Stored records

━━━

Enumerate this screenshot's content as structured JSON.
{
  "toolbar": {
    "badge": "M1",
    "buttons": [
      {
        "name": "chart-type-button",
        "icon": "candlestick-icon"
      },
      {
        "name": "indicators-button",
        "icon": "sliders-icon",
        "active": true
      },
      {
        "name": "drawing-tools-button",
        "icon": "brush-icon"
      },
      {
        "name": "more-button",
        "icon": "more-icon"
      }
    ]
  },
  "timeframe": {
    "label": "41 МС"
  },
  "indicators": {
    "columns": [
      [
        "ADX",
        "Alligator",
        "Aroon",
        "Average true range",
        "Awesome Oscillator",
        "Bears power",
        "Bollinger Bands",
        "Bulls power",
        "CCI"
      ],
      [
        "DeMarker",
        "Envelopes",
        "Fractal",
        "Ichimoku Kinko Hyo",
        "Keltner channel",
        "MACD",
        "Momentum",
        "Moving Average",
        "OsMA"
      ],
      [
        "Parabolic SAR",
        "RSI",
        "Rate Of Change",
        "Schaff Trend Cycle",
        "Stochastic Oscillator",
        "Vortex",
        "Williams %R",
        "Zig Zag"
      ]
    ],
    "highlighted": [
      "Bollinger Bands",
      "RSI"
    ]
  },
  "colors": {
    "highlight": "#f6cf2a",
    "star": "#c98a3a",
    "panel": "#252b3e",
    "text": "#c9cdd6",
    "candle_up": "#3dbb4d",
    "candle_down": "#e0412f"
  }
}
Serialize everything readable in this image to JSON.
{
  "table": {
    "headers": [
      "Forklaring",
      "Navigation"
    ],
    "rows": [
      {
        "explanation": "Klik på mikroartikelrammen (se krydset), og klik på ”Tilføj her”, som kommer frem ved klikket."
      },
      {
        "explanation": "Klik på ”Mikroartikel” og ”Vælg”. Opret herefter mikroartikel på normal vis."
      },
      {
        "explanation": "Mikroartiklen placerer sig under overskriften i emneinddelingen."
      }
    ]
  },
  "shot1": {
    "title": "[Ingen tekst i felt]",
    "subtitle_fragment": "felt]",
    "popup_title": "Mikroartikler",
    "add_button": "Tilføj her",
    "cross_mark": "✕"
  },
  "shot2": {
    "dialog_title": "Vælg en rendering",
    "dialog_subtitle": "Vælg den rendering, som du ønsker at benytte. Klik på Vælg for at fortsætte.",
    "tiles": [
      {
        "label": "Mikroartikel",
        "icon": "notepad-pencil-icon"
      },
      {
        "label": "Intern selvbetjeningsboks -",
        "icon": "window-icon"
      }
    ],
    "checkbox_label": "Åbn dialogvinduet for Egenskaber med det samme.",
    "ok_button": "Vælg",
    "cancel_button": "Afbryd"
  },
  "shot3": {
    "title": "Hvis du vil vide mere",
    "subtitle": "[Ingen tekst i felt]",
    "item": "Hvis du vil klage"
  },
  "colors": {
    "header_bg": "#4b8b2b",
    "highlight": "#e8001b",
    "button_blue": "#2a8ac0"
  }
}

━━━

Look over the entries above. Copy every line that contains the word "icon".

        "icon": "candlestick-icon"
        "icon": "sliders-icon",
        "icon": "brush-icon"
        "icon": "more-icon"
        "icon": "notepad-pencil-icon"
        "icon": "window-icon"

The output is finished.